+++ SOURCE INFORMATION +++

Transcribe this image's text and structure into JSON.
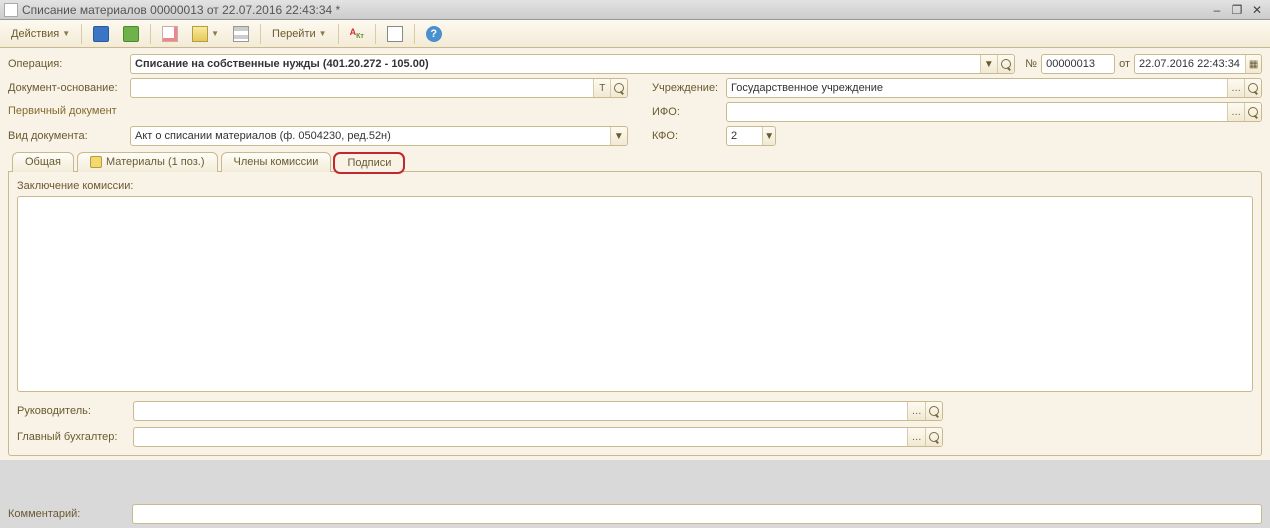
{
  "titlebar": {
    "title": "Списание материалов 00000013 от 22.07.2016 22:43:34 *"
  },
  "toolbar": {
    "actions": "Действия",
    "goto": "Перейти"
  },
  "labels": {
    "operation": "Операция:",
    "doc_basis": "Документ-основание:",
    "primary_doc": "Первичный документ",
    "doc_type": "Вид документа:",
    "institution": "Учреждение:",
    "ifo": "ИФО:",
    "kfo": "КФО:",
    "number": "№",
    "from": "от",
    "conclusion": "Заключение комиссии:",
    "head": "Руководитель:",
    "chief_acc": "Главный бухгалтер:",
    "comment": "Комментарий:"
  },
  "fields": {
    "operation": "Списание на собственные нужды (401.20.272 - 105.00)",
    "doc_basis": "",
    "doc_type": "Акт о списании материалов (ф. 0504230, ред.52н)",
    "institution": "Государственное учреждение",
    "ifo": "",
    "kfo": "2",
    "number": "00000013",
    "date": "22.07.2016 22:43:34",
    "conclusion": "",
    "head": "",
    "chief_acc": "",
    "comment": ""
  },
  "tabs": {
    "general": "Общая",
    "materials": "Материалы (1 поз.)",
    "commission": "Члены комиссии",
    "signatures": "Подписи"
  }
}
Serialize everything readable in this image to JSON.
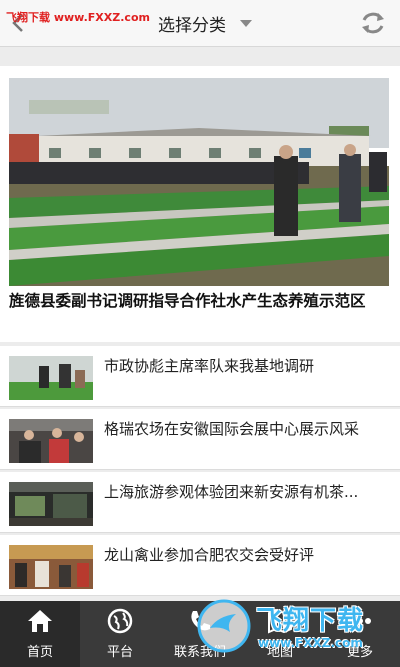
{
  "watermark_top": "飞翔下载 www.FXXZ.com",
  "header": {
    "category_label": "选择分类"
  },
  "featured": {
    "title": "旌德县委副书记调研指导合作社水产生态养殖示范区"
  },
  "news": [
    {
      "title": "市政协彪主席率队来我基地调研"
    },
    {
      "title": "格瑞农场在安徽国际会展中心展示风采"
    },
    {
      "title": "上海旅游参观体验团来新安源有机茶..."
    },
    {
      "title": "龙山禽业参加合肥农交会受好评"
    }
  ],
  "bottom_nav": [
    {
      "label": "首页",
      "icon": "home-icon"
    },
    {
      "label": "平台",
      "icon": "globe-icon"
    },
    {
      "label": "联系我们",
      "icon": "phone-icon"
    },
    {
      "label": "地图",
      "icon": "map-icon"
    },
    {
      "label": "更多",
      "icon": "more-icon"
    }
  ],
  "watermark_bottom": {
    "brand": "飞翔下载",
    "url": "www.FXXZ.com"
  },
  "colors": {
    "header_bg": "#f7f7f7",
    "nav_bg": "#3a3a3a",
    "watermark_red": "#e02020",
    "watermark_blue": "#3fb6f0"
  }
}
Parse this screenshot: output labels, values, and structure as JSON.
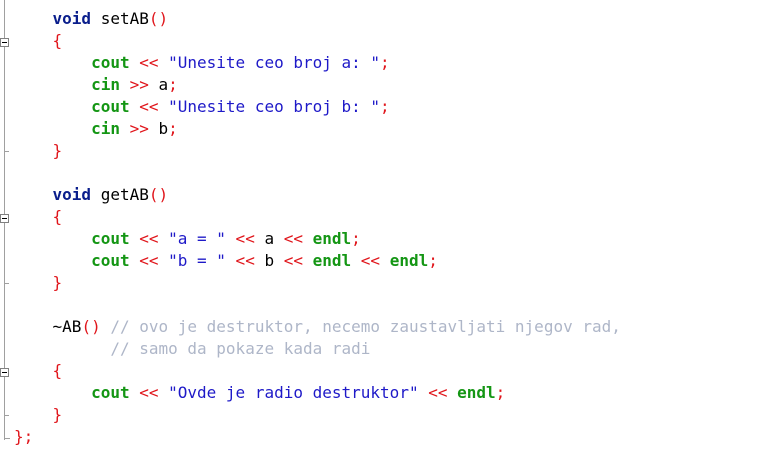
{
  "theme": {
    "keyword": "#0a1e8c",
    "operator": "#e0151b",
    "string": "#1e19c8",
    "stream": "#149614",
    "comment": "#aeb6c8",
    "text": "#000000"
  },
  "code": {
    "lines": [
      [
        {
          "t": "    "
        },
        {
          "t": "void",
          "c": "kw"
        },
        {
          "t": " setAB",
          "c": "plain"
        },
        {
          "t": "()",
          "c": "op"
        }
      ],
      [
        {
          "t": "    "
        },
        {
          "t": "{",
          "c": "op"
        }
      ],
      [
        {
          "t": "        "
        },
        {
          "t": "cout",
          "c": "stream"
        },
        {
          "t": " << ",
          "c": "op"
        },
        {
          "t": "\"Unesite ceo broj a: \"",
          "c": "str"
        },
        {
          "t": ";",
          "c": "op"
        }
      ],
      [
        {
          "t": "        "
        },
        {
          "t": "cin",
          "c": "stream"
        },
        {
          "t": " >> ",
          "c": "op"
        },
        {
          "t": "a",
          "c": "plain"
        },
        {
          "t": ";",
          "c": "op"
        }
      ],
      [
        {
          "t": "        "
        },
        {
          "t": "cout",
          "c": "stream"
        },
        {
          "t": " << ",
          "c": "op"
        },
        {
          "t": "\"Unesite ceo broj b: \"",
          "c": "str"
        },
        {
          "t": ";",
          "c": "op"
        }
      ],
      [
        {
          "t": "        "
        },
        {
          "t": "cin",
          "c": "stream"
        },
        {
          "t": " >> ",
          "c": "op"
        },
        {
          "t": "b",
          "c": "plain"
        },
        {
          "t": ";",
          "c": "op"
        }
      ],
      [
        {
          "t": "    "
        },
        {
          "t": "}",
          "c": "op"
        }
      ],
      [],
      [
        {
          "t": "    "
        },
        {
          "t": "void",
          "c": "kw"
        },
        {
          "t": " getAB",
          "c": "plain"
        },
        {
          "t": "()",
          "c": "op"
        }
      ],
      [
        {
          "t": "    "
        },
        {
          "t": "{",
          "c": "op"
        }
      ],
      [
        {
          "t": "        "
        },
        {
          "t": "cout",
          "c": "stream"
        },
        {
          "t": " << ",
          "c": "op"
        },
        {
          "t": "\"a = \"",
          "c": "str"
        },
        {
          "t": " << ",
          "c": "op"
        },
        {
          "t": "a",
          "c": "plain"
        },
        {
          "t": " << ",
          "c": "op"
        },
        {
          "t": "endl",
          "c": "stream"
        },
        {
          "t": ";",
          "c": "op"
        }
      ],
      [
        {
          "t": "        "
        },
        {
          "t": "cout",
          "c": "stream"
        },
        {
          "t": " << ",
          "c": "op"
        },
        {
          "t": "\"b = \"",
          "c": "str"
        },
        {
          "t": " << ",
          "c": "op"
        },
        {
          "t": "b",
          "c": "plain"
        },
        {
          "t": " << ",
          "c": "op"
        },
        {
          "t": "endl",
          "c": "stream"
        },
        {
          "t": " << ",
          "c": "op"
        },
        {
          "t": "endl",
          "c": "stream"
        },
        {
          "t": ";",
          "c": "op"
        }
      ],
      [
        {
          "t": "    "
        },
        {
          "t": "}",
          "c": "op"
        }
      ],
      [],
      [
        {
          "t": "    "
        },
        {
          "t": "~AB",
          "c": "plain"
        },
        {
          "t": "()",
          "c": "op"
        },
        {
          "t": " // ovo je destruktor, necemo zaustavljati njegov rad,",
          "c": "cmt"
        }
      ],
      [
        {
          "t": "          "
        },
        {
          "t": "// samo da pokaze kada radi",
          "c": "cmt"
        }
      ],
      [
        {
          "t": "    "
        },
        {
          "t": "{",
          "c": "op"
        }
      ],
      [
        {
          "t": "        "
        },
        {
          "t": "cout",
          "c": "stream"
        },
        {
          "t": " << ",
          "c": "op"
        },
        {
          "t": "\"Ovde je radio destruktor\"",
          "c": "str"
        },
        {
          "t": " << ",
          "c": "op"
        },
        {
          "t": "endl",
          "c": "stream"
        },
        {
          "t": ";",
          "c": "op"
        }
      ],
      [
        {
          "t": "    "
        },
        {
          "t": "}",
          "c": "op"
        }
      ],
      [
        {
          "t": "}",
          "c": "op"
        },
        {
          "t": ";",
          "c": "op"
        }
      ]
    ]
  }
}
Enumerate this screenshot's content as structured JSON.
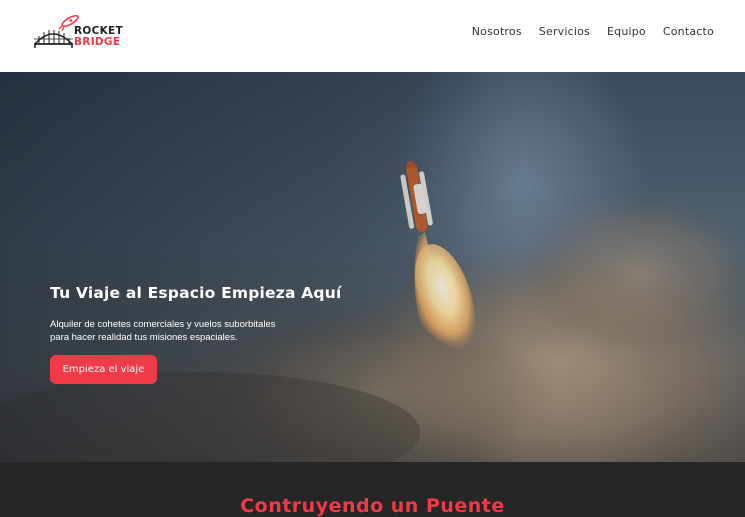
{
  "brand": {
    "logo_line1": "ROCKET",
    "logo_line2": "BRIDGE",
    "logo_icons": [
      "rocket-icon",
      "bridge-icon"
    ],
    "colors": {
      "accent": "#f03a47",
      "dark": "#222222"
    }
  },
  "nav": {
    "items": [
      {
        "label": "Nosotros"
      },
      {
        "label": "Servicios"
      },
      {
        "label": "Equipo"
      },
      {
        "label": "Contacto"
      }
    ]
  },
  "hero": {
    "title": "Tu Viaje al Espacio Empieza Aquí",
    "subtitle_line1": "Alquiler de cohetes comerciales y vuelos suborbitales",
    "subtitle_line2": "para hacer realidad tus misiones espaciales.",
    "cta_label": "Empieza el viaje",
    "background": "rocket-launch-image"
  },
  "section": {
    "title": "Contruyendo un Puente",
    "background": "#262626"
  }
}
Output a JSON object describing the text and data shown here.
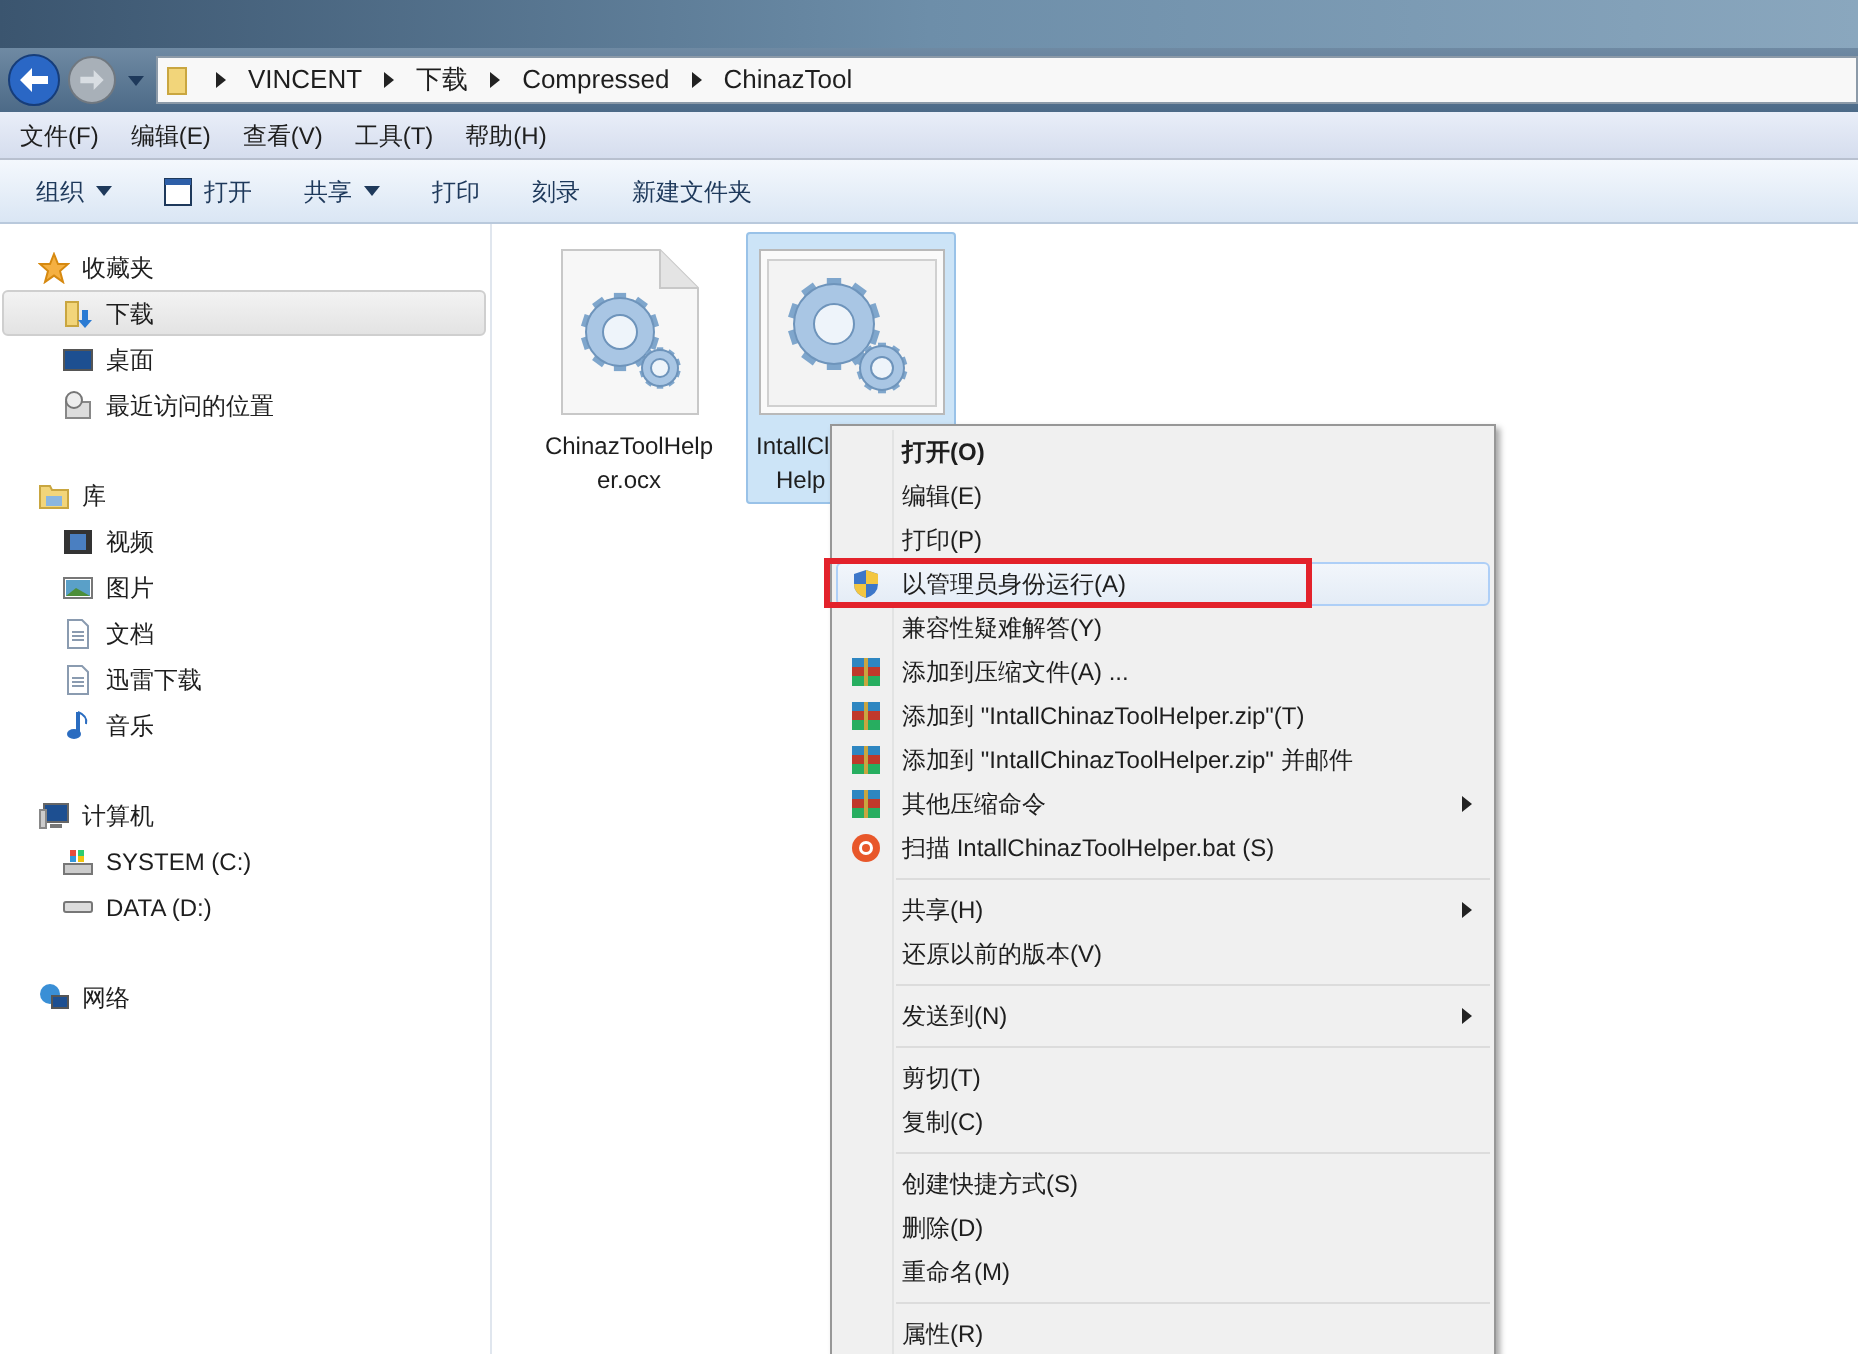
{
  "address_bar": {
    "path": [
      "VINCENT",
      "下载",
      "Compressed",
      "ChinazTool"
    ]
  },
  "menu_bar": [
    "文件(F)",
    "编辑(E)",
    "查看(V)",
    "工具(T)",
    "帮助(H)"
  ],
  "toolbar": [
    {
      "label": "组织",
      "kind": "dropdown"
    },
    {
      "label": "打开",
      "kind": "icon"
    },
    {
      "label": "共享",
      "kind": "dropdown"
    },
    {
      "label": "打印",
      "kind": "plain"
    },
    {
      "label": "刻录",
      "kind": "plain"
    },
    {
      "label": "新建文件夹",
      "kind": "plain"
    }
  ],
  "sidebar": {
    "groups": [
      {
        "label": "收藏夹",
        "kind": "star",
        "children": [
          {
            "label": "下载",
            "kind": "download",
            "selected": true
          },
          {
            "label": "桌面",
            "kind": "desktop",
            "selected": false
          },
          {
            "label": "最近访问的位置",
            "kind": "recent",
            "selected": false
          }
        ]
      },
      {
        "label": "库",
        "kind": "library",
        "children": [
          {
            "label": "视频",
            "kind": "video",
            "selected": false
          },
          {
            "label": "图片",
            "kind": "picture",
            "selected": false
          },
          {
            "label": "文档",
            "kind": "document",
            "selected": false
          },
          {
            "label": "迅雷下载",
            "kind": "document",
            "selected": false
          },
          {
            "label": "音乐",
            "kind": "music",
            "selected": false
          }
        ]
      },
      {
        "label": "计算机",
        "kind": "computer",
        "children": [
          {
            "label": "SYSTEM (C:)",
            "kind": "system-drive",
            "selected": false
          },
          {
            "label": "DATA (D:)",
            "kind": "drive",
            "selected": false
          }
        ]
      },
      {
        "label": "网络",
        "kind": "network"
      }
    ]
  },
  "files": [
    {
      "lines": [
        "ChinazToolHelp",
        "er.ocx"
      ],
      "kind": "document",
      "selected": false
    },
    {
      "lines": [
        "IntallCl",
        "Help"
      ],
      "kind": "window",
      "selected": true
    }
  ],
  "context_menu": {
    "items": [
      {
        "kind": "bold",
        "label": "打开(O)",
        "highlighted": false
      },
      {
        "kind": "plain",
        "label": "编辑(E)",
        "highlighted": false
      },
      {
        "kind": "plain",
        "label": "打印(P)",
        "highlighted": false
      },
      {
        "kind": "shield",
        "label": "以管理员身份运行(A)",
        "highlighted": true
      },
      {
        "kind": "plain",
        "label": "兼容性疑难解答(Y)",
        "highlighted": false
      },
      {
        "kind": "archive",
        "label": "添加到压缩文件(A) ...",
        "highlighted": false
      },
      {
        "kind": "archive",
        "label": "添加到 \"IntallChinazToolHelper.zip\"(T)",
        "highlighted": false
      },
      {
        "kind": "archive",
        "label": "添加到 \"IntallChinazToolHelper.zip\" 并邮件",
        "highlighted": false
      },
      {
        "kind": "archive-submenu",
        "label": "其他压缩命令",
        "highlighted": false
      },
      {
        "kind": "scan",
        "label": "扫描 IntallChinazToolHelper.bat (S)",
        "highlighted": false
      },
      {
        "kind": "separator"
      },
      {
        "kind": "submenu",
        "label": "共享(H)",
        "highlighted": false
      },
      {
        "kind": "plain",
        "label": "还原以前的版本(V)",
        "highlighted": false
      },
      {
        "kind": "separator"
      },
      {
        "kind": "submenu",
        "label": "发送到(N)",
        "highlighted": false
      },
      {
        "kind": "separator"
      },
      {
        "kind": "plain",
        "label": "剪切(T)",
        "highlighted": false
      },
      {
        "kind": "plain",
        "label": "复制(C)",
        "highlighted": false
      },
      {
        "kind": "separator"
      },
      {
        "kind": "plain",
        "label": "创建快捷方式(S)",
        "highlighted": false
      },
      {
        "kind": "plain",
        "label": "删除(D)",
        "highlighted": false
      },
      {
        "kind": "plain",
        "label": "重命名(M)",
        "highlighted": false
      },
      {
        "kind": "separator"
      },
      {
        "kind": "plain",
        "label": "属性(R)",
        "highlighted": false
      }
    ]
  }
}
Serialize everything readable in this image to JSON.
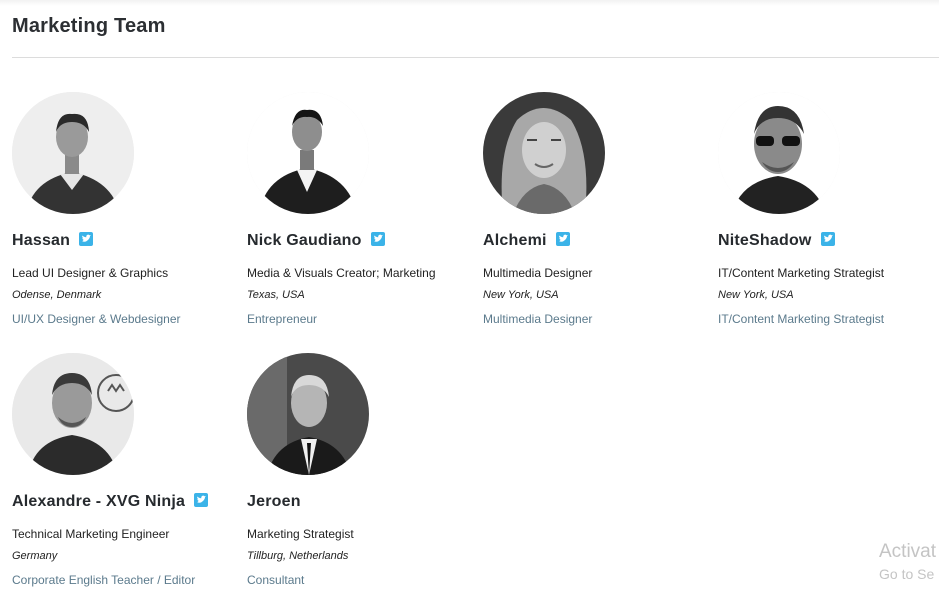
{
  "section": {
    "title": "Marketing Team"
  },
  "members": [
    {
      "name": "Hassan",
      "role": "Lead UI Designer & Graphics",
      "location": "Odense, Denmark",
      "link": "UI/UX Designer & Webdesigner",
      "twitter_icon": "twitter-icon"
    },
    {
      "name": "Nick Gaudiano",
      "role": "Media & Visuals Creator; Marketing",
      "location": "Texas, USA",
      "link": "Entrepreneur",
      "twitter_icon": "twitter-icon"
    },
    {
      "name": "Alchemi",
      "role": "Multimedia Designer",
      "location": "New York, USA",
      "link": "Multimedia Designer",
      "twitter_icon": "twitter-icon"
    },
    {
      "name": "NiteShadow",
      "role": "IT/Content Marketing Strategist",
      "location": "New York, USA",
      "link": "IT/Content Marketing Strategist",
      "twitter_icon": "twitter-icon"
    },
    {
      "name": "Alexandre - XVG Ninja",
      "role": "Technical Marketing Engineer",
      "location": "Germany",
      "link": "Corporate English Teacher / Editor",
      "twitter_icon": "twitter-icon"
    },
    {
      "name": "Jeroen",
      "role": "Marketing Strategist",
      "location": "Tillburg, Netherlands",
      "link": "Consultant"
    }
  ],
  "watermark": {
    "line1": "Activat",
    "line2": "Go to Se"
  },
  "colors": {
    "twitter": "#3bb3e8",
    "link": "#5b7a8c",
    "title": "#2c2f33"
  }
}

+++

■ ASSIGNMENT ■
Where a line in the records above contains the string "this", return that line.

■ TASK ANSWER ■
Transcribe this image's text and structure into JSON.
Serialize everything readable in this image to JSON.
Parse this screenshot: output labels, values, and structure as JSON.
Enumerate this screenshot's content as structured JSON.
Serialize everything readable in this image to JSON.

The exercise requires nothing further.